PROBLEM DETAILS: Set the records down again. Match every line exactly.

Interface dataset entries:
Content starts

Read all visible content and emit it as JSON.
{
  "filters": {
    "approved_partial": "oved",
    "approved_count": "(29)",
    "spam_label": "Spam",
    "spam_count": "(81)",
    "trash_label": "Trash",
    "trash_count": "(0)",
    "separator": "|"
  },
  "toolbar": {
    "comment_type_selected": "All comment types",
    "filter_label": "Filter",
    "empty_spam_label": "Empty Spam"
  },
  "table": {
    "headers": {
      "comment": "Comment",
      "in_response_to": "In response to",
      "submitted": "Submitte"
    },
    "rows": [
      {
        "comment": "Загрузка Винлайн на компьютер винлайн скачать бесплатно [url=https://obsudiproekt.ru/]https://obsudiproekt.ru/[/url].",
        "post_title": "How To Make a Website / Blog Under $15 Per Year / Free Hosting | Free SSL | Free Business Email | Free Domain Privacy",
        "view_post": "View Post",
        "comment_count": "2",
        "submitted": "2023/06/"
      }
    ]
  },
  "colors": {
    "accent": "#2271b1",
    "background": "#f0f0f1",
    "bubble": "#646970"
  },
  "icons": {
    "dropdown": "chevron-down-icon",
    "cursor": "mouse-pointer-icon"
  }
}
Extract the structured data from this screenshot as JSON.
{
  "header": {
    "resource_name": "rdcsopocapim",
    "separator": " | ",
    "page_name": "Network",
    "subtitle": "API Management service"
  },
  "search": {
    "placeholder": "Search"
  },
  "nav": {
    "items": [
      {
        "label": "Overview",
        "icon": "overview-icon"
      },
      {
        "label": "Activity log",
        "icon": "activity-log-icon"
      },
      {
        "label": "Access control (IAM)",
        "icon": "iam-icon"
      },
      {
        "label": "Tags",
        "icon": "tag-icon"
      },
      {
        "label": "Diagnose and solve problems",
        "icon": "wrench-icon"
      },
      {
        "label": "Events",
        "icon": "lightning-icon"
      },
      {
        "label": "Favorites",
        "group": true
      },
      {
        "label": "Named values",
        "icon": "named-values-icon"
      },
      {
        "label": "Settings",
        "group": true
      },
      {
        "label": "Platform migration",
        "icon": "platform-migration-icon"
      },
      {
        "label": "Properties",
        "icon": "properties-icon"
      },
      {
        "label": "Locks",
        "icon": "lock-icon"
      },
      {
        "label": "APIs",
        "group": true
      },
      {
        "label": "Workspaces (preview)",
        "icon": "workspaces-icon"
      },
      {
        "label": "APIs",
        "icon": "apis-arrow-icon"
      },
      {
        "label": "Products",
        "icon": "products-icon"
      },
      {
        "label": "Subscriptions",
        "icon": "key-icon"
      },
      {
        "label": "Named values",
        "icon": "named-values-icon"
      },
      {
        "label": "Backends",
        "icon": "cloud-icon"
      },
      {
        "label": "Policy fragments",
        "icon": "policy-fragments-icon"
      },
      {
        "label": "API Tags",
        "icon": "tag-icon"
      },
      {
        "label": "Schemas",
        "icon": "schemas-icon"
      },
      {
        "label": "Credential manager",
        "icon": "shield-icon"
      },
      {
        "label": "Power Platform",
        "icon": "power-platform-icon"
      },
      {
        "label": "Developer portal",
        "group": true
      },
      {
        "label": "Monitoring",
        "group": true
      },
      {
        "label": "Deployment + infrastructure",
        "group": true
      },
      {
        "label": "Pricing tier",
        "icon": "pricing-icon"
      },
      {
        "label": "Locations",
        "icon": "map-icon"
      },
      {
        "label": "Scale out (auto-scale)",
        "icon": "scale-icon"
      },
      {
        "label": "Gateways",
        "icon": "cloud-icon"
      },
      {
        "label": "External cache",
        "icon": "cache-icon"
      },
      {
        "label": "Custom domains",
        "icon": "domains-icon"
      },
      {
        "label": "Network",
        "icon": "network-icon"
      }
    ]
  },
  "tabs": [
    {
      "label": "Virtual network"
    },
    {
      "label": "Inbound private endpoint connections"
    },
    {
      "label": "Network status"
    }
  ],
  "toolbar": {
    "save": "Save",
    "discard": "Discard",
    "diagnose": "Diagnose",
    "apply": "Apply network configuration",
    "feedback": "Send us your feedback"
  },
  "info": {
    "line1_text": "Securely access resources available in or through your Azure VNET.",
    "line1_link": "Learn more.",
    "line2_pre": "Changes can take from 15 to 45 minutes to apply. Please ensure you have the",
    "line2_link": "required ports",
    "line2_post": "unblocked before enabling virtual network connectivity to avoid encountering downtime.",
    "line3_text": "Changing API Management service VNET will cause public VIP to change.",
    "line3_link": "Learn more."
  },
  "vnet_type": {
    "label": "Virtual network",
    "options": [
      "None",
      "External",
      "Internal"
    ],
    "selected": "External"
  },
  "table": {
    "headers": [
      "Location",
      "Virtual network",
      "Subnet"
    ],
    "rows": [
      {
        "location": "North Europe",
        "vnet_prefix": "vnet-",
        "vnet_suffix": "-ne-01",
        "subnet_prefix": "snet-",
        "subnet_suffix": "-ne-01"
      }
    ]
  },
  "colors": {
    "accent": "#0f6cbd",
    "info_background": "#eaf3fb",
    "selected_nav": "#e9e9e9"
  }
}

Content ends

TASK SOLUTION:
Read all visible content and emit it as JSON.
{
  "filters": {
    "approved_partial": "oved",
    "approved_count": "(29)",
    "spam_label": "Spam",
    "spam_count": "(81)",
    "trash_label": "Trash",
    "trash_count": "(0)",
    "separator": "|"
  },
  "toolbar": {
    "comment_type_selected": "All comment types",
    "filter_label": "Filter",
    "empty_spam_label": "Empty Spam"
  },
  "table": {
    "headers": {
      "comment": "Comment",
      "in_response_to": "In response to",
      "submitted": "Submitte"
    },
    "rows": [
      {
        "comment": "Загрузка Винлайн на компьютер винлайн скачать бесплатно [url=https://obsudiproekt.ru/]https://obsudiproekt.ru/[/url].",
        "post_title": "How To Make a Website / Blog Under $15 Per Year / Free Hosting | Free SSL | Free Business Email | Free Domain Privacy",
        "view_post": "View Post",
        "comment_count": "2",
        "submitted": "2023/06/"
      }
    ]
  },
  "colors": {
    "accent": "#2271b1",
    "background": "#f0f0f1",
    "bubble": "#646970"
  },
  "icons": {
    "dropdown": "chevron-down-icon",
    "cursor": "mouse-pointer-icon"
  }
}
Extract the structured data from this screenshot as JSON.
{
  "header": {
    "resource_name": "rdcsopocapim",
    "separator": " | ",
    "page_name": "Network",
    "subtitle": "API Management service"
  },
  "search": {
    "placeholder": "Search"
  },
  "nav": {
    "items": [
      {
        "label": "Overview",
        "icon": "overview-icon"
      },
      {
        "label": "Activity log",
        "icon": "activity-log-icon"
      },
      {
        "label": "Access control (IAM)",
        "icon": "iam-icon"
      },
      {
        "label": "Tags",
        "icon": "tag-icon"
      },
      {
        "label": "Diagnose and solve problems",
        "icon": "wrench-icon"
      },
      {
        "label": "Events",
        "icon": "lightning-icon"
      },
      {
        "label": "Favorites",
        "group": true
      },
      {
        "label": "Named values",
        "icon": "named-values-icon"
      },
      {
        "label": "Settings",
        "group": true
      },
      {
        "label": "Platform migration",
        "icon": "platform-migration-icon"
      },
      {
        "label": "Properties",
        "icon": "properties-icon"
      },
      {
        "label": "Locks",
        "icon": "lock-icon"
      },
      {
        "label": "APIs",
        "group": true
      },
      {
        "label": "Workspaces (preview)",
        "icon": "workspaces-icon"
      },
      {
        "label": "APIs",
        "icon": "apis-arrow-icon"
      },
      {
        "label": "Products",
        "icon": "products-icon"
      },
      {
        "label": "Subscriptions",
        "icon": "key-icon"
      },
      {
        "label": "Named values",
        "icon": "named-values-icon"
      },
      {
        "label": "Backends",
        "icon": "cloud-icon"
      },
      {
        "label": "Policy fragments",
        "icon": "policy-fragments-icon"
      },
      {
        "label": "API Tags",
        "icon": "tag-icon"
      },
      {
        "label": "Schemas",
        "icon": "schemas-icon"
      },
      {
        "label": "Credential manager",
        "icon": "shield-icon"
      },
      {
        "label": "Power Platform",
        "icon": "power-platform-icon"
      },
      {
        "label": "Developer portal",
        "group": true
      },
      {
        "label": "Monitoring",
        "group": true
      },
      {
        "label": "Deployment + infrastructure",
        "group": true
      },
      {
        "label": "Pricing tier",
        "icon": "pricing-icon"
      },
      {
        "label": "Locations",
        "icon": "map-icon"
      },
      {
        "label": "Scale out (auto-scale)",
        "icon": "scale-icon"
      },
      {
        "label": "Gateways",
        "icon": "cloud-icon"
      },
      {
        "label": "External cache",
        "icon": "cache-icon"
      },
      {
        "label": "Custom domains",
        "icon": "domains-icon"
      },
      {
        "label": "Network",
        "icon": "network-icon"
      }
    ]
  },
  "tabs": [
    {
      "label": "Virtual network"
    },
    {
      "label": "Inbound private endpoint connections"
    },
    {
      "label": "Network status"
    }
  ],
  "toolbar": {
    "save": "Save",
    "discard": "Discard",
    "diagnose": "Diagnose",
    "apply": "Apply network configuration",
    "feedback": "Send us your feedback"
  },
  "info": {
    "line1_text": "Securely access resources available in or through your Azure VNET.",
    "line1_link": "Learn more.",
    "line2_pre": "Changes can take from 15 to 45 minutes to apply. Please ensure you have the",
    "line2_link": "required ports",
    "line2_post": "unblocked before enabling virtual network connectivity to avoid encountering downtime.",
    "line3_text": "Changing API Management service VNET will cause public VIP to change.",
    "line3_link": "Learn more."
  },
  "vnet_type": {
    "label": "Virtual network",
    "options": [
      "None",
      "External",
      "Internal"
    ],
    "selected": "External"
  },
  "table": {
    "headers": [
      "Location",
      "Virtual network",
      "Subnet"
    ],
    "rows": [
      {
        "location": "North Europe",
        "vnet_prefix": "vnet-",
        "vnet_suffix": "-ne-01",
        "subnet_prefix": "snet-",
        "subnet_suffix": "-ne-01"
      }
    ]
  },
  "colors": {
    "accent": "#0f6cbd",
    "info_background": "#eaf3fb",
    "selected_nav": "#e9e9e9"
  }
}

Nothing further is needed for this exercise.